WHAT THE TASK REQUIRES:
Report each line of the entries that includes "email" by copying it.

* * *

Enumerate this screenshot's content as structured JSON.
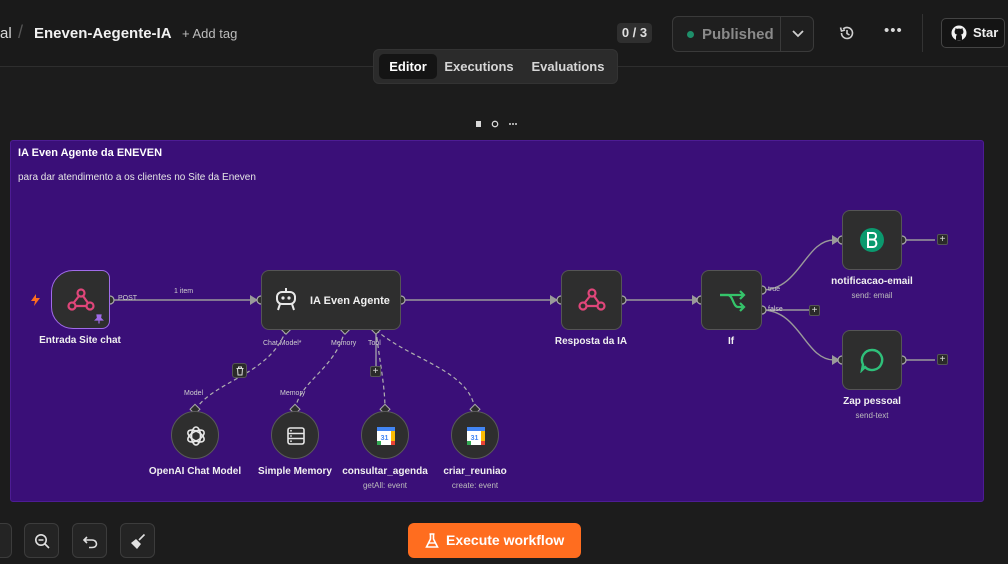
{
  "header": {
    "breadcrumb_prefix": "al",
    "workflow_name": "Eneven-Aegente-IA",
    "add_tag": "+ Add tag",
    "counter": "0 / 3",
    "publish_label": "Published",
    "star_label": "Star"
  },
  "tabs": [
    "Editor",
    "Executions",
    "Evaluations"
  ],
  "sticky": {
    "title": "IA Even Agente da ENEVEN",
    "description": "para dar atendimento a os clientes no Site da Eneven"
  },
  "nodes": {
    "trigger": {
      "label": "Entrada Site chat",
      "port_label": "POST"
    },
    "edge_label": "1 item",
    "agent": {
      "label": "IA Even Agente",
      "port_chat": "Chat Model*",
      "port_memory": "Memory",
      "port_tool": "Tool"
    },
    "response": {
      "label": "Resposta da IA"
    },
    "if": {
      "label": "If",
      "true_label": "true",
      "false_label": "false"
    },
    "email": {
      "label": "notificacao-email",
      "sub": "send: email"
    },
    "zap": {
      "label": "Zap pessoal",
      "sub": "send-text"
    },
    "openai": {
      "label": "OpenAI Chat Model",
      "port_label": "Model"
    },
    "memory": {
      "label": "Simple Memory",
      "port_label": "Memory"
    },
    "consultar": {
      "label": "consultar_agenda",
      "sub": "getAll: event"
    },
    "criar": {
      "label": "criar_reuniao",
      "sub": "create: event"
    }
  },
  "execute_label": "Execute workflow",
  "colors": {
    "sticky": "#3a0f78",
    "accent_orange": "#ff6d1f",
    "webhook_pink": "#e0467a",
    "if_green": "#35c46a",
    "published_dot": "#1e8f6a"
  }
}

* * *

WRITTEN RESPONSE:
    "email": {
      "label": "notificacao-email",
      "sub": "send: email"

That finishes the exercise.